- Task prompt
What is expected is a word-for-word copy of all the entries.

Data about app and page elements
▼
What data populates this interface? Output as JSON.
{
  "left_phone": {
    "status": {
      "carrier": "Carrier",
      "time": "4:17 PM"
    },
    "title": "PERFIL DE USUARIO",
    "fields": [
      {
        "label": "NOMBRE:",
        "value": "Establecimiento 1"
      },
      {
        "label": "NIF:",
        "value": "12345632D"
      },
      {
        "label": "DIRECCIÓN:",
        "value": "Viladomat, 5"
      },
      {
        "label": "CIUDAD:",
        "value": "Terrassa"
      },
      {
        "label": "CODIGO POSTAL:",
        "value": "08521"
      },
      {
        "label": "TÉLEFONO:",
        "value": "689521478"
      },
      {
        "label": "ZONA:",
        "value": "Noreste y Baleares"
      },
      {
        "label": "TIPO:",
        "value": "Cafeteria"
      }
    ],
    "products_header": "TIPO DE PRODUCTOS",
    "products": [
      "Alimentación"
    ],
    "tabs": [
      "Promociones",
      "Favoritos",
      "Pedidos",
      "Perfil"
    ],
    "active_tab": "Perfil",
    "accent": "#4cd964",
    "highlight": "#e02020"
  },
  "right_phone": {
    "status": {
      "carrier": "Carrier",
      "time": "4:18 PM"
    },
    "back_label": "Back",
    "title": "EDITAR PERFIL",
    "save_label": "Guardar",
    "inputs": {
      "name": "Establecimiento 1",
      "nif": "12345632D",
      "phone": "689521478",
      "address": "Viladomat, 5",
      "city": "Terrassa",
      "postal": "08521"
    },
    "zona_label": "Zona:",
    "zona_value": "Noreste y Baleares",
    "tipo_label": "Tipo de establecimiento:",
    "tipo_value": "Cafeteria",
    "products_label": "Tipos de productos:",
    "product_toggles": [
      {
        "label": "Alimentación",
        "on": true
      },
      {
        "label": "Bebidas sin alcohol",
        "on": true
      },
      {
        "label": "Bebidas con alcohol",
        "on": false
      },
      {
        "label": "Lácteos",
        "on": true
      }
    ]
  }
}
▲
- Result for this exercise
What data populates this interface? Output as JSON.
{
  "left_phone": {
    "status": {
      "carrier": "Carrier",
      "time": "4:17 PM"
    },
    "title": "PERFIL DE USUARIO",
    "fields": [
      {
        "label": "NOMBRE:",
        "value": "Establecimiento 1"
      },
      {
        "label": "NIF:",
        "value": "12345632D"
      },
      {
        "label": "DIRECCIÓN:",
        "value": "Viladomat, 5"
      },
      {
        "label": "CIUDAD:",
        "value": "Terrassa"
      },
      {
        "label": "CODIGO POSTAL:",
        "value": "08521"
      },
      {
        "label": "TÉLEFONO:",
        "value": "689521478"
      },
      {
        "label": "ZONA:",
        "value": "Noreste y Baleares"
      },
      {
        "label": "TIPO:",
        "value": "Cafeteria"
      }
    ],
    "products_header": "TIPO DE PRODUCTOS",
    "products": [
      "Alimentación"
    ],
    "tabs": [
      "Promociones",
      "Favoritos",
      "Pedidos",
      "Perfil"
    ],
    "active_tab": "Perfil",
    "accent": "#4cd964",
    "highlight": "#e02020"
  },
  "right_phone": {
    "status": {
      "carrier": "Carrier",
      "time": "4:18 PM"
    },
    "back_label": "Back",
    "title": "EDITAR PERFIL",
    "save_label": "Guardar",
    "inputs": {
      "name": "Establecimiento 1",
      "nif": "12345632D",
      "phone": "689521478",
      "address": "Viladomat, 5",
      "city": "Terrassa",
      "postal": "08521"
    },
    "zona_label": "Zona:",
    "zona_value": "Noreste y Baleares",
    "tipo_label": "Tipo de establecimiento:",
    "tipo_value": "Cafeteria",
    "products_label": "Tipos de productos:",
    "product_toggles": [
      {
        "label": "Alimentación",
        "on": true
      },
      {
        "label": "Bebidas sin alcohol",
        "on": true
      },
      {
        "label": "Bebidas con alcohol",
        "on": false
      },
      {
        "label": "Lácteos",
        "on": true
      }
    ]
  }
}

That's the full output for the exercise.